(What is expected) Where the word "JSON" shows up in the entries below, please copy the whole line.

(Data for analysis)
--*--

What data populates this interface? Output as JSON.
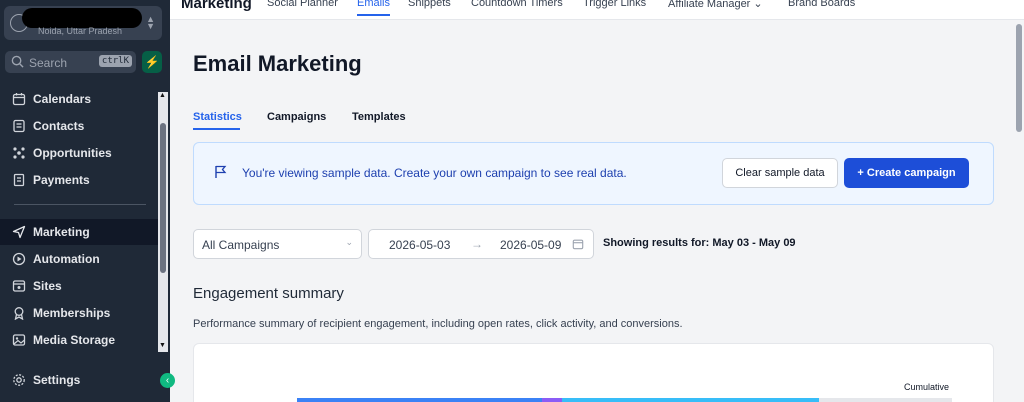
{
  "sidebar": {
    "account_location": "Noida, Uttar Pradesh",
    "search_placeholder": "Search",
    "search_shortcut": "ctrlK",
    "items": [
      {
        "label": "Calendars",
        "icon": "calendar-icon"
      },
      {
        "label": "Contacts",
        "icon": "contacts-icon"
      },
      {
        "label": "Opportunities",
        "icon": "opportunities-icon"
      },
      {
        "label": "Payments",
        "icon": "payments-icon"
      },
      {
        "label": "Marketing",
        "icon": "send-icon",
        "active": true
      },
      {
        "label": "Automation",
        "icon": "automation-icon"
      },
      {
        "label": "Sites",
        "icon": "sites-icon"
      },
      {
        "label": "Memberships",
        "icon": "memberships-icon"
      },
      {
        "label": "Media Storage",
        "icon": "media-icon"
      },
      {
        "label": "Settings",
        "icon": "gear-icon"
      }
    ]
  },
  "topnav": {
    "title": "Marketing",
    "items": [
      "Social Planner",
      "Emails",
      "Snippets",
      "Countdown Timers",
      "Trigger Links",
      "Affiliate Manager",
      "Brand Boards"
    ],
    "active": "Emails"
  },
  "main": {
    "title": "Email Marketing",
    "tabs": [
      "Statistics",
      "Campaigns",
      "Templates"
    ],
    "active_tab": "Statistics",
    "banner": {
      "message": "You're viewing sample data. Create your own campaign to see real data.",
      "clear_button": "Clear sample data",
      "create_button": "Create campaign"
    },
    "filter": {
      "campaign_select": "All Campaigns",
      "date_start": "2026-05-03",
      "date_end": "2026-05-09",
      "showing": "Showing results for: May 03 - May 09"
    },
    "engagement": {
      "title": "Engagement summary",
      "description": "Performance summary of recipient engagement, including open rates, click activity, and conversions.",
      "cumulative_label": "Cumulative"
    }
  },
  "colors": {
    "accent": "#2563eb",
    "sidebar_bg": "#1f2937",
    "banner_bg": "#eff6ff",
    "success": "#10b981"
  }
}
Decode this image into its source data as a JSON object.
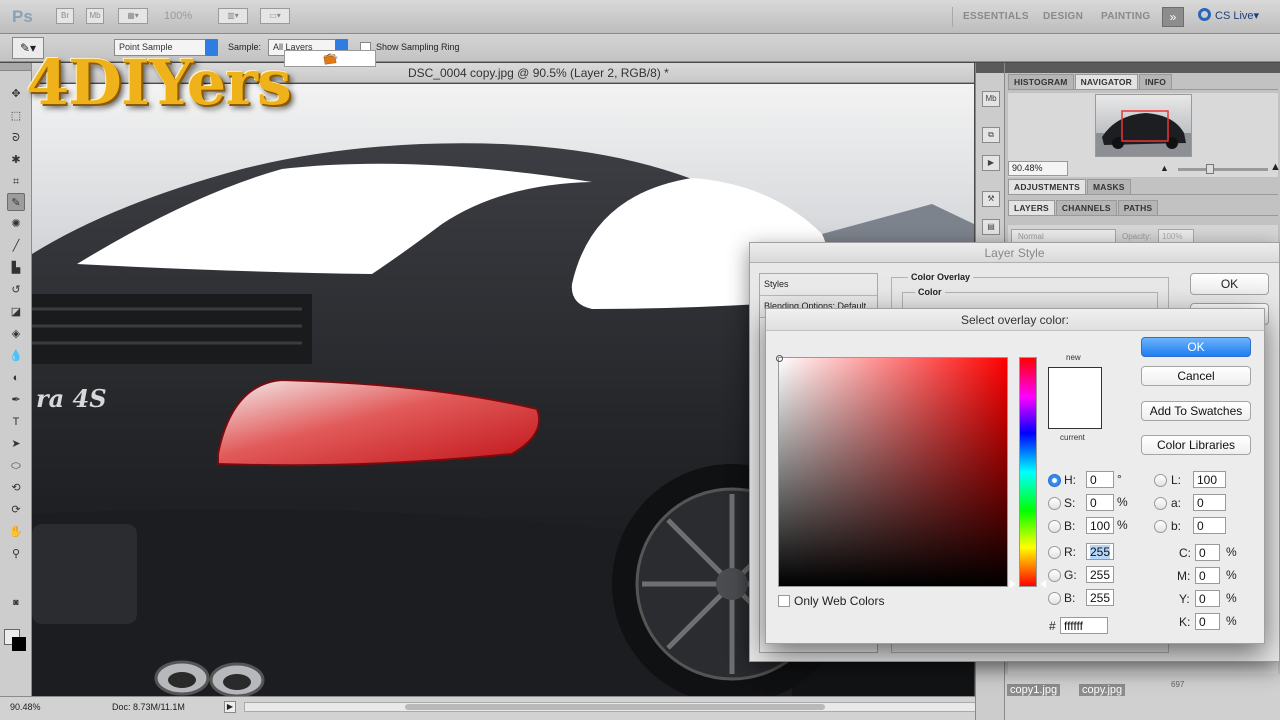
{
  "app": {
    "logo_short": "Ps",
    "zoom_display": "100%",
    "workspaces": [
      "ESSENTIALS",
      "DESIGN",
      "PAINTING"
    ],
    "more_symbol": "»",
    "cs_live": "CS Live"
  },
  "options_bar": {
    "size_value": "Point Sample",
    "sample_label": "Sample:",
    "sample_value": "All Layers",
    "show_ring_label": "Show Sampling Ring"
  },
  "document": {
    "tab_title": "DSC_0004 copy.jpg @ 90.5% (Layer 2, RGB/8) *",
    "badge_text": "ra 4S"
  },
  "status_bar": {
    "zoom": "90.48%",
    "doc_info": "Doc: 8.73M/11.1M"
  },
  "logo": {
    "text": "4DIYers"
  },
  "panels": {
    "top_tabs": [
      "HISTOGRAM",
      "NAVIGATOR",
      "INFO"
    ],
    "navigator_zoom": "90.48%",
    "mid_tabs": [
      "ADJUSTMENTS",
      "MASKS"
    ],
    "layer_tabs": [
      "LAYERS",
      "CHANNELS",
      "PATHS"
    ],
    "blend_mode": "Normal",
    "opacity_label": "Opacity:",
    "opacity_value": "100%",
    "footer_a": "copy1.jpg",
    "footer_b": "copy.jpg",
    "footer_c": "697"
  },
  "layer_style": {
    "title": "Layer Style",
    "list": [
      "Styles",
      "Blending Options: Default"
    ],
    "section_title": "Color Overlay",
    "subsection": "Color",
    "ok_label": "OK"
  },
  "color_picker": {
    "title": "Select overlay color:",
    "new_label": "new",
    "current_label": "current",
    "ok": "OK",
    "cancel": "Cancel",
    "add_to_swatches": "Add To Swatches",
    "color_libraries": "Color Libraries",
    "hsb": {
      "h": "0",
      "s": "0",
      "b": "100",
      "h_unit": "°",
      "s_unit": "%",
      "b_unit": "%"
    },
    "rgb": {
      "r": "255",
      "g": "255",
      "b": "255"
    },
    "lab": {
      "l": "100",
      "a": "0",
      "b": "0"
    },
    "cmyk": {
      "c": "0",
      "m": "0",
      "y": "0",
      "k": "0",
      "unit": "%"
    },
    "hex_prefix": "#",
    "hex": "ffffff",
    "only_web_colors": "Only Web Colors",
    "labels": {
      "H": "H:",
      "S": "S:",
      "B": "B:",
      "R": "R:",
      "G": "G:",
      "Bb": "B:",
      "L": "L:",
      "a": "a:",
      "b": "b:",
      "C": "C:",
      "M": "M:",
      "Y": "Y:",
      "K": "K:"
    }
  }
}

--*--

(Result for this task)
What data populates this interface? Output as JSON.
Decode this image into its source data as a JSON object.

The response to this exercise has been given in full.